DATA SUPPLIED START
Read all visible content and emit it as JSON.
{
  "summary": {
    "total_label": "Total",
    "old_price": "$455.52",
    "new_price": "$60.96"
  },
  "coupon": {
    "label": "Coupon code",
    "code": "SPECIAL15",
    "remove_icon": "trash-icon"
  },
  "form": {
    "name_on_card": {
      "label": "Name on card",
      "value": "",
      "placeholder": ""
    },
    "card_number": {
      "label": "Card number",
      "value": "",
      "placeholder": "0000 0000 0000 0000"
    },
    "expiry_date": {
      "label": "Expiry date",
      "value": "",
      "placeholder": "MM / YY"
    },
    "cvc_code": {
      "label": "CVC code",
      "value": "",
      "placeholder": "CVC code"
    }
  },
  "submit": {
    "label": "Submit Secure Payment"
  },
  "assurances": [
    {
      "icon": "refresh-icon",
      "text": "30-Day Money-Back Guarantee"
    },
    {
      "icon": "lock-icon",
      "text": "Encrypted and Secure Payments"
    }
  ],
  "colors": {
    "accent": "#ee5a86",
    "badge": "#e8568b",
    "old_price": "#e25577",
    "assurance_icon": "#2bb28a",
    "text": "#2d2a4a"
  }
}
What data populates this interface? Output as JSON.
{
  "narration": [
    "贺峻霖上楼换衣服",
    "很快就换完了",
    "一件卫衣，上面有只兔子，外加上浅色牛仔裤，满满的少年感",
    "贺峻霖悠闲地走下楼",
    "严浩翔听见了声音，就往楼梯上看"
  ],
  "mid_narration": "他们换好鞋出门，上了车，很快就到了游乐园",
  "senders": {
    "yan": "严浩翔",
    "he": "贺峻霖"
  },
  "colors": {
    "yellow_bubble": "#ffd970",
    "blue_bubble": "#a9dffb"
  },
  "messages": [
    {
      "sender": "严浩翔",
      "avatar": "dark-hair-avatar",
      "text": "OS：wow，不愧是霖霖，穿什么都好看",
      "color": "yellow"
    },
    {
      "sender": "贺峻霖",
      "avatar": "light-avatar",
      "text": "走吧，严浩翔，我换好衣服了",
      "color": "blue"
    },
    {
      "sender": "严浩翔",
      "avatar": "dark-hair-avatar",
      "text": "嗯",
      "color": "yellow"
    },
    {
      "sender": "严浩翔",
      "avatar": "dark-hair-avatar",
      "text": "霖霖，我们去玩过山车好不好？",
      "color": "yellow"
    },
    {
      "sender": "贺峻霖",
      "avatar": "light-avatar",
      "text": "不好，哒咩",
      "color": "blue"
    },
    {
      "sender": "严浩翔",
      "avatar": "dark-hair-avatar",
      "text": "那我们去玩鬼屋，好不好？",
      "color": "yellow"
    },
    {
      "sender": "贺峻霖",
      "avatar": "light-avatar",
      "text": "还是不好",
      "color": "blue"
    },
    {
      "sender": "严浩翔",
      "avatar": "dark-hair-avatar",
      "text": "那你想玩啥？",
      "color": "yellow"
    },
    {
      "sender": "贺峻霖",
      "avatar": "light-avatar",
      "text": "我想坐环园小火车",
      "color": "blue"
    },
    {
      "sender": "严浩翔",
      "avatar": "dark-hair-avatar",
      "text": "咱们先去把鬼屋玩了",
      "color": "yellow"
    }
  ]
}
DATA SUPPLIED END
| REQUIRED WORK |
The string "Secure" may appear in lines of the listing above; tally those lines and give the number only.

| WRITTEN RESPONSE |
2